▸ DATASET RECORDS:
- - - - - - -

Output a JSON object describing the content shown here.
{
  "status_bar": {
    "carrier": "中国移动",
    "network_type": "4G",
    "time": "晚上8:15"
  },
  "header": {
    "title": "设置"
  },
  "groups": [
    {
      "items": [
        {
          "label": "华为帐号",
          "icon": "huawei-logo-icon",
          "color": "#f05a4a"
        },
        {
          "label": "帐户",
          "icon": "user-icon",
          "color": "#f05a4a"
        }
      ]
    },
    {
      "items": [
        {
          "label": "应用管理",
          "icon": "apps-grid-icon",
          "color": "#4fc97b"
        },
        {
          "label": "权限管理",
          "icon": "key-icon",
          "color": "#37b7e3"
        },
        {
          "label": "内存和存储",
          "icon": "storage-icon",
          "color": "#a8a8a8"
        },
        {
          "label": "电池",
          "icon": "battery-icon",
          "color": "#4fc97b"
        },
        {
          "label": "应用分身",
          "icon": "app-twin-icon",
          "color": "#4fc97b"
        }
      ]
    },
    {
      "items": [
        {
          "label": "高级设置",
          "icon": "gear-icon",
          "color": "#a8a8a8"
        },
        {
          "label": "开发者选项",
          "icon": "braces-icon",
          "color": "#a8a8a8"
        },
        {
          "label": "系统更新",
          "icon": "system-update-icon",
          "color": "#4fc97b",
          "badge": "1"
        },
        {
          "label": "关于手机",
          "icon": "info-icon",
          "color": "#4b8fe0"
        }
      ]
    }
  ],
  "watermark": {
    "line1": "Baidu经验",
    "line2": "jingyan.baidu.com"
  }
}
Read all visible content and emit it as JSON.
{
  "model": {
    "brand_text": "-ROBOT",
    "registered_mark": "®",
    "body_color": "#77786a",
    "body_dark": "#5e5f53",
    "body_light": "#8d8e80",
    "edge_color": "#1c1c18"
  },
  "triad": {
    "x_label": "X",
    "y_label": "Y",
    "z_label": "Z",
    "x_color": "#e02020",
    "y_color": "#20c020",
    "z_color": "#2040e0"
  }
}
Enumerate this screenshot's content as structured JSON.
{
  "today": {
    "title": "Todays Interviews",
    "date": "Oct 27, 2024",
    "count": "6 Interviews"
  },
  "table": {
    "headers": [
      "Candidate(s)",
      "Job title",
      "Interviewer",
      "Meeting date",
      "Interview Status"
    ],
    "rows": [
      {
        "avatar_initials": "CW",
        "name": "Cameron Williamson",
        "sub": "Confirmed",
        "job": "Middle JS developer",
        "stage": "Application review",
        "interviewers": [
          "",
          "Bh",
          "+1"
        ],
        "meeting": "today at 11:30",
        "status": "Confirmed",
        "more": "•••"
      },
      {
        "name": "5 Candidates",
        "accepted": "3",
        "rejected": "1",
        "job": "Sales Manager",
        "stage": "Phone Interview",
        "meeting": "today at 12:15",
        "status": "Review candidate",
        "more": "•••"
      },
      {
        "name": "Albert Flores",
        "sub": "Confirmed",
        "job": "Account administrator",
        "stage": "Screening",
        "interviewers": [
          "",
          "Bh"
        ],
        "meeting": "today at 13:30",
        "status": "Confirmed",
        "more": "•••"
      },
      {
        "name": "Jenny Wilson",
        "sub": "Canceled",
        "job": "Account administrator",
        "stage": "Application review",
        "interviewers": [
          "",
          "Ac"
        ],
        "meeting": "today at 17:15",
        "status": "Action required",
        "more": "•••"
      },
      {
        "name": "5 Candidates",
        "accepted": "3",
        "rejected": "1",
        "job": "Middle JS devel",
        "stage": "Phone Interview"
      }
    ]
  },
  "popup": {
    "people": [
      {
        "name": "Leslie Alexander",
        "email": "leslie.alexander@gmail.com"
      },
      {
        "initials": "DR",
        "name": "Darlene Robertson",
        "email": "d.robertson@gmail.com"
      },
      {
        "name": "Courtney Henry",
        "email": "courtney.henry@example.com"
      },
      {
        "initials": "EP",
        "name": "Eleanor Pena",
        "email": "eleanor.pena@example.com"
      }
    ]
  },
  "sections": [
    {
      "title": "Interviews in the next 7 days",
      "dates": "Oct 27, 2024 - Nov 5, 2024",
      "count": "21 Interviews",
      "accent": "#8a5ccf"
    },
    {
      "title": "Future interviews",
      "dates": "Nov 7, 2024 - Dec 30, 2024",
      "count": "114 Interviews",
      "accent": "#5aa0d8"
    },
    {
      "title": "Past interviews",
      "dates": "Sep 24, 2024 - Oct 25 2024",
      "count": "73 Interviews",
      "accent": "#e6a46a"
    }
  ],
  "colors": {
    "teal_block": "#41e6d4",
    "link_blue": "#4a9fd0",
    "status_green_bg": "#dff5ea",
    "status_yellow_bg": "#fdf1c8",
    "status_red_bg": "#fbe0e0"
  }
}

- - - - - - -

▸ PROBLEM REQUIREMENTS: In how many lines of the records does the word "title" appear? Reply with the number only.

▸ SOLUTION TO THE PROBLEM: 6